Posts for tag: sedation dentistry
Most dental procedures today only require local anesthesia to numb just the affected area. It's a safer approach than general anesthesia: the unconscious state created by putting someone "to sleep" can lead to some unpleasant complications.
But patient comfort involves more than preventing physical pain during a procedure. There's also the emotional factor—many people experience nervousness, anxiety or fear during dental visits. It's especially problematic for an estimated 15% of the population whose dental visit anxiety is so great they often try to avoid dental care altogether.
One option is to use general anesthesia for patients with acute anxiety rather than local anesthesia. This removes them consciously from their anxiety, but they must then be monitored closely for complications.
But there's a safer way to relax patients with high anxiety called intravenous or IV sedation. The method delivers a sedative medication directly into a patient's bloodstream through a small needle or catheter inserted into a vein. The sedative places the patient in a relaxed "semi-awake" state, taking the edge off their anxiety while still enabling them to respond to verbal commands.
Coupled with local anesthesia, they won't experience any pain and very little if any discomfort. And many of the sedatives used also have an amnesiac effect so that the patient won't remember the procedures being performed.
IV sedation does require monitoring of vital signs, but the patient won't need help maintaining their breathing or heart function. And although the medication can be adjusted to reduce any lingering after-effects, a patient will still need someone to accompany them to and from their visit.
For lesser anxiety or nervousness, dentists sometimes prescribe an oral sedative to take just before a visit. This can help take the edge off your nerves and help you relax. With either method, though, sedation can help you overcome fear and anxiety and have a more pleasant treatment experience.
If you would like more information on IV sedation, please contact us or schedule an appointment for a consultation. You can also learn more about this topic by reading the Dear Doctor magazine article “IV Sedation in Dentistry.”
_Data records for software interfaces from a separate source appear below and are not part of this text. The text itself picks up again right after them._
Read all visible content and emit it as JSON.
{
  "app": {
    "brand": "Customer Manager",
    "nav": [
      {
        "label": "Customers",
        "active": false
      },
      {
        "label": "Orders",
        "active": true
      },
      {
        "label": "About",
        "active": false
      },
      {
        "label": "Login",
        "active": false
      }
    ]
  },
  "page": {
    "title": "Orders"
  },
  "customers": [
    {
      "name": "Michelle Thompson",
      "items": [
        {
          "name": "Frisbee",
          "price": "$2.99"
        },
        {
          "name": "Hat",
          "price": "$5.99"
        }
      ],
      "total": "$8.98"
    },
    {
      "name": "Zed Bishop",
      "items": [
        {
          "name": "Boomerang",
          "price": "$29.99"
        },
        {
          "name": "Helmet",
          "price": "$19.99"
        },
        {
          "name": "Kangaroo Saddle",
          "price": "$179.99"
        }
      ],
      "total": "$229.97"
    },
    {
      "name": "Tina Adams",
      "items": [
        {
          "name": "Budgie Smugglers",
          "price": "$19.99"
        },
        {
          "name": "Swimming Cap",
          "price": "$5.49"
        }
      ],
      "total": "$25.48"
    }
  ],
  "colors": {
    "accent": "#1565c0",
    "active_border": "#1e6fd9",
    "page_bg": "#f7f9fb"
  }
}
For some people, going to the dentist is just like any other routine healthcare visit that they manage without any qualms. For others, the experience can cause some trepidation or even anxiety. In fact, some people even contemplate canceling appointments and neglecting their oral healthcare. If the latter better describes how you or someone you know feels about going to the dentist — even for a routine exam and cleaning — then we have great news for you! We offer our patients oral sedation (sedation dentistry) that allows you to relax both your mind and body so that you can focus on feeling peaceful and at ease rather than anxious.
What is oral sedation?
Often referred to as “comfortable” or “relaxation” dentistry, sedation dentistry offers an approach to dentistry that includes gentle management of your anxiety by using an anti-anxiety prescription medication that simply dissolves away your anxiety. The medications are administered by mouth (orally) to help transition you from feeling nervous to a more comfortable state of being.
Is it easy to take?
Another reason oral sedation is so popular is because it does not require an injection (shot), so, if you are afraid of needles, you simply do not need to worry. Typically, a pill is first placed under your tongue (sub-lingually) where it dissolves and penetrates the skin going straight into your system and then the rest is simply swallowed. This method and the quick-acting sedation medication make relaxation both effective and safe.
Is it safe?
Pharmacists and health professionals measure medications' effectiveness by measuring their “therapeutic index.” The larger the number is on this scale, the safer the drug. The oral sedation medications we use have the highest numbers possible on this scale and thus they are the least likely to cause any adverse (negative) reactions.